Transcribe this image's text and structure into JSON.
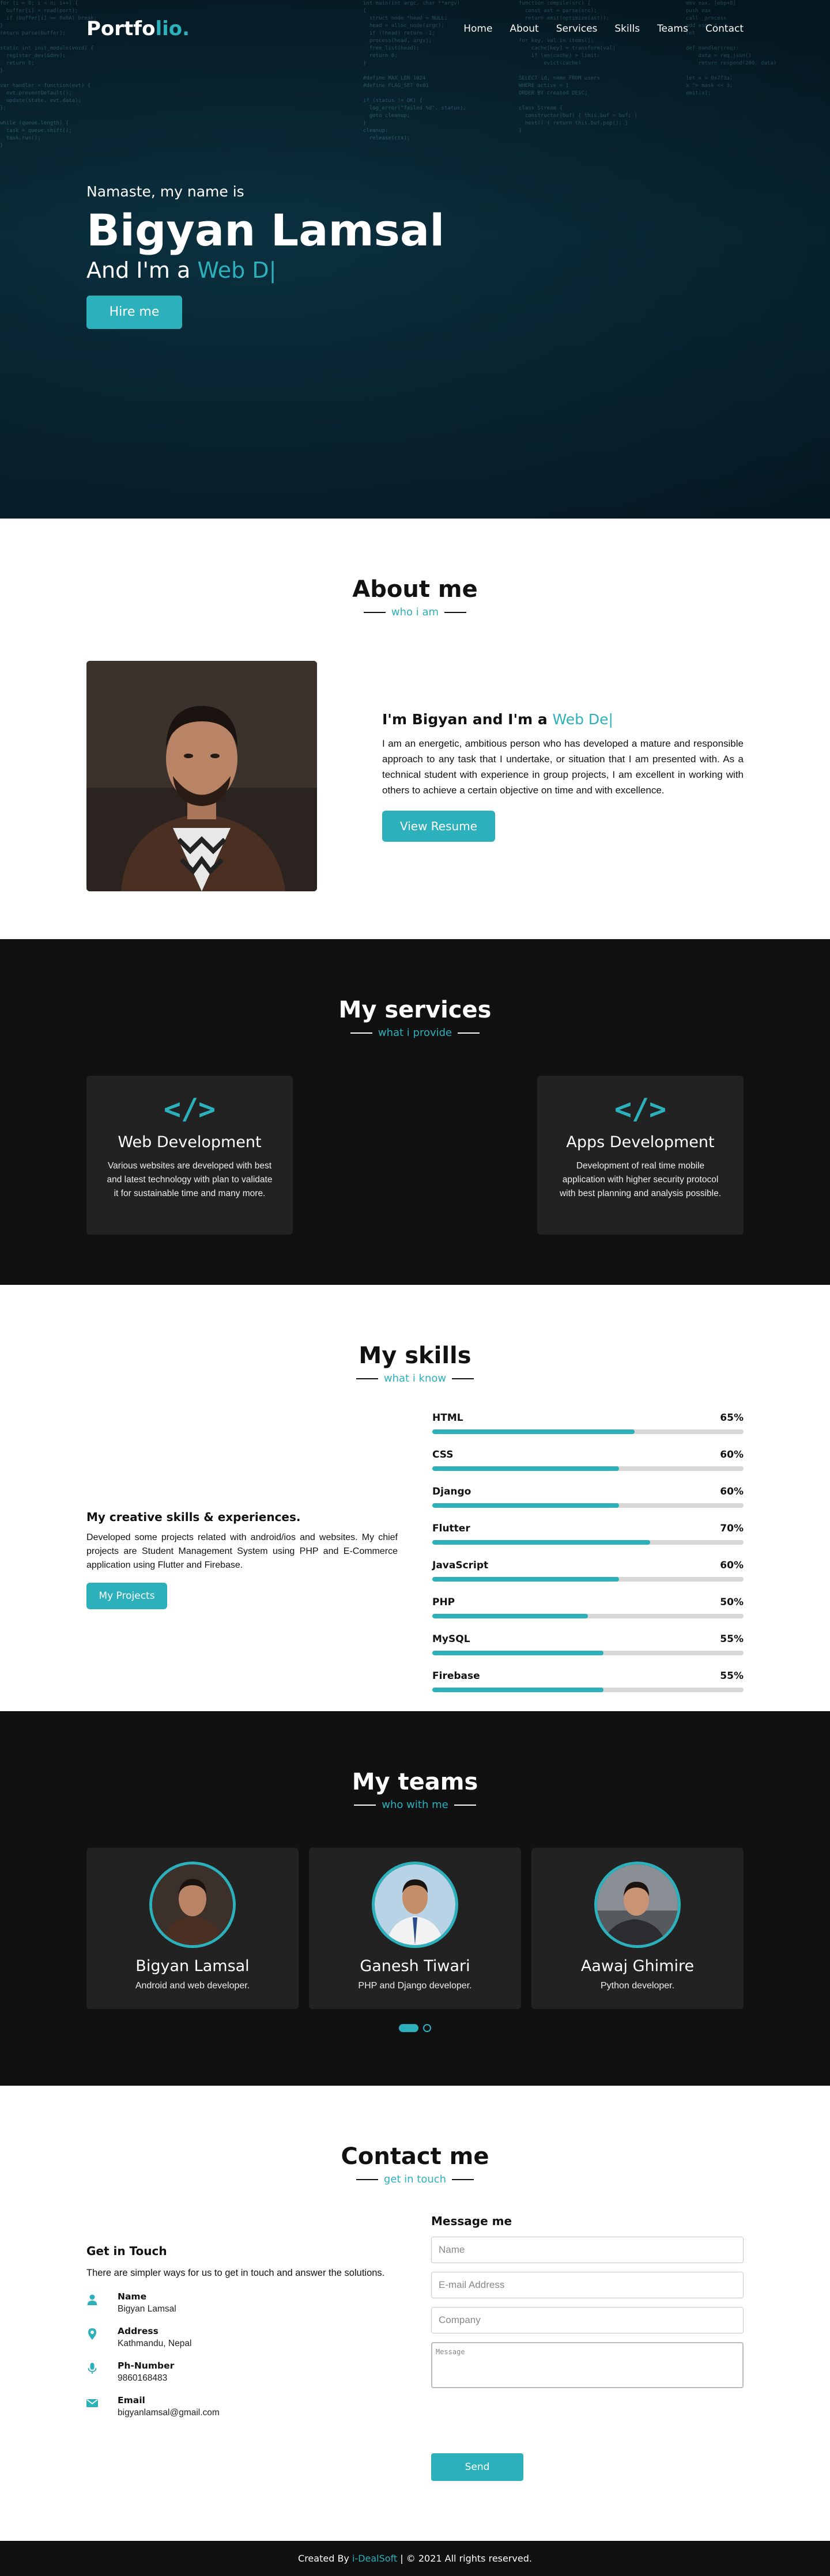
{
  "nav": {
    "logo_main": "Portfo",
    "logo_accent": "lio.",
    "items": [
      "Home",
      "About",
      "Services",
      "Skills",
      "Teams",
      "Contact"
    ]
  },
  "hero": {
    "greeting": "Namaste, my name is",
    "name": "Bigyan Lamsal",
    "role_prefix": "And I'm a",
    "role_typed": "Web D|",
    "hire_label": "Hire me"
  },
  "about": {
    "title": "About me",
    "subtitle": "who i am",
    "heading_prefix": "I'm Bigyan and I'm a",
    "heading_typed": "Web De|",
    "paragraph": "I am an energetic, ambitious person who has developed a mature and responsible approach to any task that I undertake, or situation that I am presented with. As a technical student with experience in group projects, I am excellent in working with others to achieve a certain objective on time and with excellence.",
    "resume_label": "View Resume"
  },
  "services": {
    "title": "My services",
    "subtitle": "what i provide",
    "icon": "code-icon",
    "icon_glyph": "</>",
    "cards": [
      {
        "title": "Web Development",
        "text": "Various websites are developed with best and latest technology with plan to validate it for sustainable time and many more."
      },
      {
        "title": "Apps Development",
        "text": "Development of real time mobile application with higher security protocol with best planning and analysis possible."
      }
    ]
  },
  "skills": {
    "title": "My skills",
    "subtitle": "what i know",
    "heading": "My creative skills & experiences.",
    "paragraph": "Developed some projects related with android/ios and websites. My chief projects are Student Management System using PHP and E-Commerce application using Flutter and Firebase.",
    "projects_label": "My Projects",
    "bars": [
      {
        "name": "HTML",
        "percent": "65%",
        "value": 65
      },
      {
        "name": "CSS",
        "percent": "60%",
        "value": 60
      },
      {
        "name": "Django",
        "percent": "60%",
        "value": 60
      },
      {
        "name": "Flutter",
        "percent": "70%",
        "value": 70
      },
      {
        "name": "JavaScript",
        "percent": "60%",
        "value": 60
      },
      {
        "name": "PHP",
        "percent": "50%",
        "value": 50
      },
      {
        "name": "MySQL",
        "percent": "55%",
        "value": 55
      },
      {
        "name": "Firebase",
        "percent": "55%",
        "value": 55
      }
    ]
  },
  "teams": {
    "title": "My teams",
    "subtitle": "who with me",
    "members": [
      {
        "name": "Bigyan Lamsal",
        "role": "Android and web developer."
      },
      {
        "name": "Ganesh Tiwari",
        "role": "PHP and Django developer."
      },
      {
        "name": "Aawaj Ghimire",
        "role": "Python developer."
      }
    ]
  },
  "contact": {
    "title": "Contact me",
    "subtitle": "get in touch",
    "left_heading": "Get in Touch",
    "left_text": "There are simpler ways for us to get in touch and answer the solutions.",
    "info": [
      {
        "icon": "person-icon",
        "label": "Name",
        "value": "Bigyan Lamsal"
      },
      {
        "icon": "location-pin-icon",
        "label": "Address",
        "value": "Kathmandu, Nepal"
      },
      {
        "icon": "microphone-icon",
        "label": "Ph-Number",
        "value": "9860168483"
      },
      {
        "icon": "email-icon",
        "label": "Email",
        "value": "bigyanlamsal@gmail.com"
      }
    ],
    "form_heading": "Message me",
    "name_placeholder": "Name",
    "email_placeholder": "E-mail Address",
    "company_placeholder": "Company",
    "message_placeholder": "Message",
    "send_label": "Send"
  },
  "footer": {
    "prefix": "Created By",
    "brand": "i-DealSoft",
    "suffix": "| © 2021 All rights reserved."
  },
  "colors": {
    "accent": "#2cb1bc",
    "dark_bg": "#111111",
    "card_bg": "#222222"
  }
}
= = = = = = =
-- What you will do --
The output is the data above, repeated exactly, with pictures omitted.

-- Written response --
Transcribe this image's text and structure into JSON.
{
  "nav": {
    "logo_main": "Portfo",
    "logo_accent": "lio.",
    "items": [
      "Home",
      "About",
      "Services",
      "Skills",
      "Teams",
      "Contact"
    ]
  },
  "hero": {
    "greeting": "Namaste, my name is",
    "name": "Bigyan Lamsal",
    "role_prefix": "And I'm a",
    "role_typed": "Web D|",
    "hire_label": "Hire me"
  },
  "about": {
    "title": "About me",
    "subtitle": "who i am",
    "heading_prefix": "I'm Bigyan and I'm a",
    "heading_typed": "Web De|",
    "paragraph": "I am an energetic, ambitious person who has developed a mature and responsible approach to any task that I undertake, or situation that I am presented with. As a technical student with experience in group projects, I am excellent in working with others to achieve a certain objective on time and with excellence.",
    "resume_label": "View Resume"
  },
  "services": {
    "title": "My services",
    "subtitle": "what i provide",
    "icon": "code-icon",
    "icon_glyph": "</>",
    "cards": [
      {
        "title": "Web Development",
        "text": "Various websites are developed with best and latest technology with plan to validate it for sustainable time and many more."
      },
      {
        "title": "Apps Development",
        "text": "Development of real time mobile application with higher security protocol with best planning and analysis possible."
      }
    ]
  },
  "skills": {
    "title": "My skills",
    "subtitle": "what i know",
    "heading": "My creative skills & experiences.",
    "paragraph": "Developed some projects related with android/ios and websites. My chief projects are Student Management System using PHP and E-Commerce application using Flutter and Firebase.",
    "projects_label": "My Projects",
    "bars": [
      {
        "name": "HTML",
        "percent": "65%",
        "value": 65
      },
      {
        "name": "CSS",
        "percent": "60%",
        "value": 60
      },
      {
        "name": "Django",
        "percent": "60%",
        "value": 60
      },
      {
        "name": "Flutter",
        "percent": "70%",
        "value": 70
      },
      {
        "name": "JavaScript",
        "percent": "60%",
        "value": 60
      },
      {
        "name": "PHP",
        "percent": "50%",
        "value": 50
      },
      {
        "name": "MySQL",
        "percent": "55%",
        "value": 55
      },
      {
        "name": "Firebase",
        "percent": "55%",
        "value": 55
      }
    ]
  },
  "teams": {
    "title": "My teams",
    "subtitle": "who with me",
    "members": [
      {
        "name": "Bigyan Lamsal",
        "role": "Android and web developer."
      },
      {
        "name": "Ganesh Tiwari",
        "role": "PHP and Django developer."
      },
      {
        "name": "Aawaj Ghimire",
        "role": "Python developer."
      }
    ]
  },
  "contact": {
    "title": "Contact me",
    "subtitle": "get in touch",
    "left_heading": "Get in Touch",
    "left_text": "There are simpler ways for us to get in touch and answer the solutions.",
    "info": [
      {
        "icon": "person-icon",
        "label": "Name",
        "value": "Bigyan Lamsal"
      },
      {
        "icon": "location-pin-icon",
        "label": "Address",
        "value": "Kathmandu, Nepal"
      },
      {
        "icon": "microphone-icon",
        "label": "Ph-Number",
        "value": "9860168483"
      },
      {
        "icon": "email-icon",
        "label": "Email",
        "value": "bigyanlamsal@gmail.com"
      }
    ],
    "form_heading": "Message me",
    "name_placeholder": "Name",
    "email_placeholder": "E-mail Address",
    "company_placeholder": "Company",
    "message_placeholder": "Message",
    "send_label": "Send"
  },
  "footer": {
    "prefix": "Created By",
    "brand": "i-DealSoft",
    "suffix": "| © 2021 All rights reserved."
  },
  "colors": {
    "accent": "#2cb1bc",
    "dark_bg": "#111111",
    "card_bg": "#222222"
  }
}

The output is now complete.